There are few people out there who would say that joining a group is an easy, stress free, and soothing event. If you’re one of them, kudos to you! For the rest of us, joining a group can be a stressful experience requiring an uncomfortable amount of vulnerability. If that’s you – you deserve a round of applause for even opening this blog!
There was a time when the mere thought of a group would have the hairs on the back of my neck stand up and I’d be running the other way. Now, I absolutely love to facilitate them and see the incredible impact they can have! You might find that group therapy is exactly what your treatment plan has been missing.
Since the idea of a group can bring some difficult emotions, I wrote this article to share with you why I love therapy groups and why you might too (okay, if not love, maybe why you’d be glad you tried one):
1) Groups are proof that you’re not alone in this
One of the most common fears and confidence breakers among individuals experiencing mental health or life difficulties is the belief that nobody understands what they are going through. Mental health and trauma particularly are incredibly isolating. When you join a group, you realize that everyone in the group shares some of your experiences, challenges, goals, and/or thinking patterns. It can be an incredibly validating experience.
As a facilitator, one of the reasons why I love running groups is getting to see the same clients who have struggled with the belief that nobody else feels or thinks the way they do, receive validation from a group member. The smile, change in tone, and sense of acceptance when they realize there are others like them is unbeatable! I’m getting chills now just thinking of it. Seriously, I live for these moments.
2) Group challenges our beliefs around safety and trust
I put this one here specifically for trauma survivors – trauma greatly impacts our sense of safety and our ability to trust. Some of the most common experiences are feeling unsafe with others, ashamed to be ourselves, and unable to trust.
An amazing impact of joining a group is slowly challenging those trauma-based assumptions. Perhaps, you will start to see that there are some settings that are safe and some people you can trust in some ways.
In the psychology world, we call these corrective experiences and having just one starts to increase cognitive flexibility which is good – it means you’re moving towards healing.
3) You learn so much more in a group
Research shows that groups can be more effective than individual therapy. Tthe reason is quite simple – in a group you hear others’ experiences and perspectives – and not just any others, others who survived similar experiences and struggle with similar problems. This holds more weight than hearing it from a therapist or reading it in a book.
4) Groups are efficient
In individual therapy things can take longer because daily events and crises come up that need addressing. There’s no space for this in group therapy so you’re likely to stay on track.
5) Group holds us accountable
There are 24 hours in a day – 168 hours in a week. If you attend a 1-2 hour group, that group accounts for 0.6%-1.2% of your week. That’s barely anything! We spend a greater percent of our week in the bathroom.

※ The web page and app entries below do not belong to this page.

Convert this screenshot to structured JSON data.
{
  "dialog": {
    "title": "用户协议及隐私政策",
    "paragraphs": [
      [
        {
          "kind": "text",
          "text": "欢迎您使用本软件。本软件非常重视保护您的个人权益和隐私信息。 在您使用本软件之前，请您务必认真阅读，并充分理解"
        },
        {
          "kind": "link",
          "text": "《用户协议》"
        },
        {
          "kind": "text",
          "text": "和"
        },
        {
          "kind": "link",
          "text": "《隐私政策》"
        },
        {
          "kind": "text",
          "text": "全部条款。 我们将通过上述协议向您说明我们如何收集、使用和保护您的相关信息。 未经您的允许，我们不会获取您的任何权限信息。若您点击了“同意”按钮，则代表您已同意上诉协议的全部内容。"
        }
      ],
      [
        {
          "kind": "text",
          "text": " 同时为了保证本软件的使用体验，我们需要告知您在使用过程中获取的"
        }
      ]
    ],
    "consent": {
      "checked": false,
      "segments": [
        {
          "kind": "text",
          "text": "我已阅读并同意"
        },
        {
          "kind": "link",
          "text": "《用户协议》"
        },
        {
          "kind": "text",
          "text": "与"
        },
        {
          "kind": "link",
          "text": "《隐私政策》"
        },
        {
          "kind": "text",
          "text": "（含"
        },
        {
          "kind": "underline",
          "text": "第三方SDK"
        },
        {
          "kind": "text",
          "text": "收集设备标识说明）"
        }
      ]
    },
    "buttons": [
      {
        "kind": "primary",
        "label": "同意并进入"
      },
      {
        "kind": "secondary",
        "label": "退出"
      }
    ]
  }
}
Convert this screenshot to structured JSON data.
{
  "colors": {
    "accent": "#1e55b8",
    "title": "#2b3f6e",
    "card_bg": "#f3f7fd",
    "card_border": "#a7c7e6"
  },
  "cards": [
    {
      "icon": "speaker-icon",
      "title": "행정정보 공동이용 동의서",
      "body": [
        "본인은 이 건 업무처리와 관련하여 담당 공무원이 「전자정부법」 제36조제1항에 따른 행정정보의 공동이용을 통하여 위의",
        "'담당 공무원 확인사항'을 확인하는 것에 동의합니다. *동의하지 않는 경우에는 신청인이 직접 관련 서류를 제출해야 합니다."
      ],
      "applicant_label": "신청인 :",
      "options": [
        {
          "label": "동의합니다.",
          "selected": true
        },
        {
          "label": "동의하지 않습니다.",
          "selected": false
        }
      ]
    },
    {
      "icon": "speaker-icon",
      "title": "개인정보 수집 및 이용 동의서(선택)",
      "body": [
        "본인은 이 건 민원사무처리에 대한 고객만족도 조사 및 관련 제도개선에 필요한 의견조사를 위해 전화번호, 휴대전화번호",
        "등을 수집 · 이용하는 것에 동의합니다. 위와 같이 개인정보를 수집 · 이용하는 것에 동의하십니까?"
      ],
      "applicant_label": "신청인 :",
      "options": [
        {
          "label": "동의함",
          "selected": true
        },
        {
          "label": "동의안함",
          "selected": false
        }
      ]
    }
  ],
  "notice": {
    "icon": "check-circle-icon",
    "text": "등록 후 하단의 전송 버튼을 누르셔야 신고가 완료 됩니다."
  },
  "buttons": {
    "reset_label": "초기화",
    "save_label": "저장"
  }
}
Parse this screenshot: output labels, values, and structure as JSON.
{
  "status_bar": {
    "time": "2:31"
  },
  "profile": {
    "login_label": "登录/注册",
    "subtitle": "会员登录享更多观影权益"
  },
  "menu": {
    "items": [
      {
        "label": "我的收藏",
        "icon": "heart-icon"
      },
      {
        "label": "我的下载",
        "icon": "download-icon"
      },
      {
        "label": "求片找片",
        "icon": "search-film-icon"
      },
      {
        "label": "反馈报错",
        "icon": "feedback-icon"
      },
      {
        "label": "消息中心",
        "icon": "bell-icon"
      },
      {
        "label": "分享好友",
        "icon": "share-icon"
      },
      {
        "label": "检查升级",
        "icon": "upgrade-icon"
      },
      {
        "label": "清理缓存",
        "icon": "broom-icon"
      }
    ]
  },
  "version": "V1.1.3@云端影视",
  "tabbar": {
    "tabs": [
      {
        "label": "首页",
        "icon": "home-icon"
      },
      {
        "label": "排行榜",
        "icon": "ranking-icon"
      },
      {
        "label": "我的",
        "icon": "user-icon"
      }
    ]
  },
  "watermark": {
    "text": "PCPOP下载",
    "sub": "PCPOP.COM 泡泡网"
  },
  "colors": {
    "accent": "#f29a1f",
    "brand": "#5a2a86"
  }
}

This is important because science tells us that the more time we spend practicing a new skill, the more likely the new skill will become a habit. I don’t know about you but if I’m investing my time and finances to make change in my life, I’d want those changes to stick. This means that I’d need to consistently practice what I learn outside of therapy. This is hard to do because habits take time to form. Our commitment increases when we know we have a group to report back to.
6) Groups are cost effective
Group therapy sessions are usually a fraction of the cost of an individual therapy session because you’re splitting the cost of services with other group members. For some people, joining a group could enable access to quality and specialized services that would otherwise not be accessible.
7) Activity scheduling
For those of us who don’t have much going on in our days, group therapy provides structure and a self-care activity. For those of us with overwhelming schedules, this ensures 1-2 hours per week of self-care. In both cases, making time for the group sends a strong message – I’m important enough to devote 1-2 hours weekly and let’s face it, we usually don’t do that.
Also, let’s be real – it’s f.r.e.e.z.i.n.g outside and things are regularly shutting down due to rising covid cases. Group can help you get through some of these difficult months by increasing your sense of connection, giving you activities and skills that can help you through, and getting you ready to leap into spring feeling more confident.
. . .
So what do you think? Does group therapy sound as bad as it did before?
If you’re feeling isolated, want to learn some life skills, and connect with others who share your goals, group just might be exactly what you need!
New Moon Psychotherapy will have various online groups for adults beginning in February and March:
- Loving Someone with PTSD: A support group for parents and partners of individuals experiencing PTSD
- CPT for Sexual Assault Survivors: A Cognitive Processing Therapy group for women survivors of sexual violence
- Seeking Safety: A skills-based group for living with trauma and problematic coping (substance use, self-harm, risky sex, etc.)
- Happy New Year: Harnessing the power of positive thinking based on the Happiness Advantage by Shawn Achor
- CBT for Anxiety: Gain the tools necessary to nix that anxiety just in time for spring
Interested in learning more about groups at New Moon Psychotherapy? Click here to learn more about each group and to learn about what participating in a group at New Moon Psychotherapy is like.
Considering group but got some unanswered questions or concerns? Reach out to speak to one of the group facilitators – we’re happy to arrange a free 15-minute consultation to answer your questions and address your concerns.